> WHAT YOU SHOULD DO: Once the pictures are removed, restate the listing word for word.

___ RECORDED DATA ___

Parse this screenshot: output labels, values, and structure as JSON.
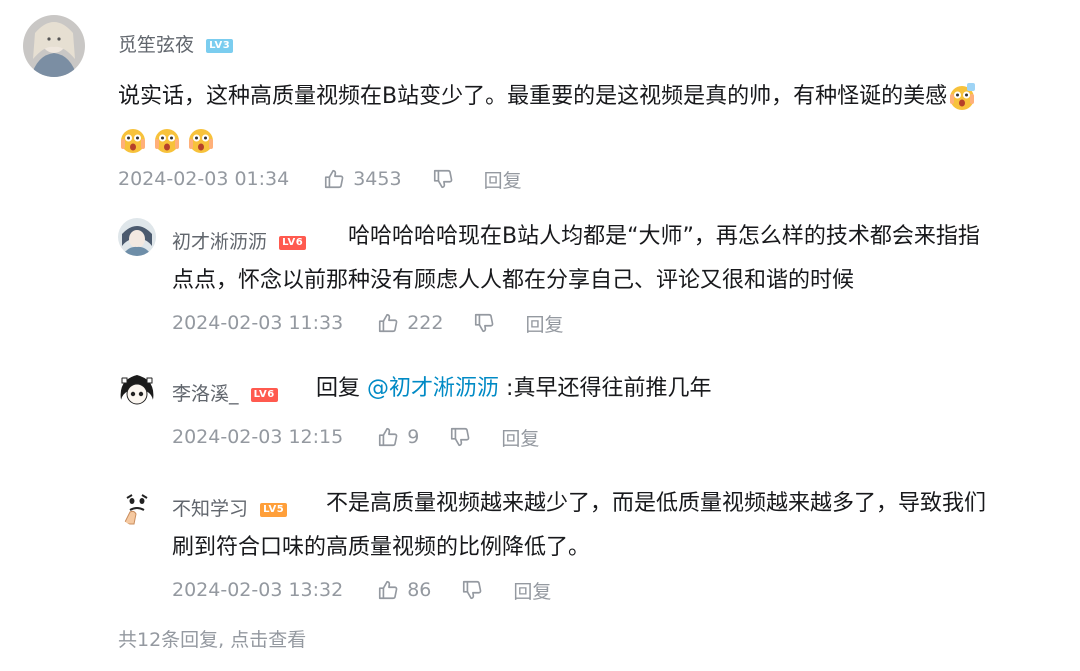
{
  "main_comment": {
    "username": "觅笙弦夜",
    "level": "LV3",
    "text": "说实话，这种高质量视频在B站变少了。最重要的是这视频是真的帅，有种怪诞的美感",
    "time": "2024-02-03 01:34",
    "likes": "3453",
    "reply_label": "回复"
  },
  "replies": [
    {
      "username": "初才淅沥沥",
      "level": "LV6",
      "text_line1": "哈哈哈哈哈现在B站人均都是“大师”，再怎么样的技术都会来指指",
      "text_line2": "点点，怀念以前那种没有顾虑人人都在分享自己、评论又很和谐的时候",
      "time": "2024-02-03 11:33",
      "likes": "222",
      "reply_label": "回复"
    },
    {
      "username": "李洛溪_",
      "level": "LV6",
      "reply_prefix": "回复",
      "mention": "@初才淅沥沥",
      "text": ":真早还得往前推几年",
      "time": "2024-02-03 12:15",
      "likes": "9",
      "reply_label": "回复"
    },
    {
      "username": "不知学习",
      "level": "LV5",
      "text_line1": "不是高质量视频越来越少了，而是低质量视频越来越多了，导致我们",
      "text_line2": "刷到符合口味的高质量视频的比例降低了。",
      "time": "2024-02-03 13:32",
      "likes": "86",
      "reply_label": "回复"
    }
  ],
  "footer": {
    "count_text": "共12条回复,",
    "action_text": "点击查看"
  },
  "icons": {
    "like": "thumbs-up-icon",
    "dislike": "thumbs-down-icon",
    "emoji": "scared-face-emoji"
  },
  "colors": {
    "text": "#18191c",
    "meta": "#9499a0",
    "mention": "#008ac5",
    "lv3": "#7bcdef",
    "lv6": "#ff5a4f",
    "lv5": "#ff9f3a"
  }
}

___

> OUTPUT OF THE EXERCISE:
Parse this screenshot: output labels, values, and structure as JSON.
{
  "main_comment": {
    "username": "觅笙弦夜",
    "level": "LV3",
    "text": "说实话，这种高质量视频在B站变少了。最重要的是这视频是真的帅，有种怪诞的美感",
    "time": "2024-02-03 01:34",
    "likes": "3453",
    "reply_label": "回复"
  },
  "replies": [
    {
      "username": "初才淅沥沥",
      "level": "LV6",
      "text_line1": "哈哈哈哈哈现在B站人均都是“大师”，再怎么样的技术都会来指指",
      "text_line2": "点点，怀念以前那种没有顾虑人人都在分享自己、评论又很和谐的时候",
      "time": "2024-02-03 11:33",
      "likes": "222",
      "reply_label": "回复"
    },
    {
      "username": "李洛溪_",
      "level": "LV6",
      "reply_prefix": "回复",
      "mention": "@初才淅沥沥",
      "text": ":真早还得往前推几年",
      "time": "2024-02-03 12:15",
      "likes": "9",
      "reply_label": "回复"
    },
    {
      "username": "不知学习",
      "level": "LV5",
      "text_line1": "不是高质量视频越来越少了，而是低质量视频越来越多了，导致我们",
      "text_line2": "刷到符合口味的高质量视频的比例降低了。",
      "time": "2024-02-03 13:32",
      "likes": "86",
      "reply_label": "回复"
    }
  ],
  "footer": {
    "count_text": "共12条回复,",
    "action_text": "点击查看"
  },
  "icons": {
    "like": "thumbs-up-icon",
    "dislike": "thumbs-down-icon",
    "emoji": "scared-face-emoji"
  },
  "colors": {
    "text": "#18191c",
    "meta": "#9499a0",
    "mention": "#008ac5",
    "lv3": "#7bcdef",
    "lv6": "#ff5a4f",
    "lv5": "#ff9f3a"
  }
}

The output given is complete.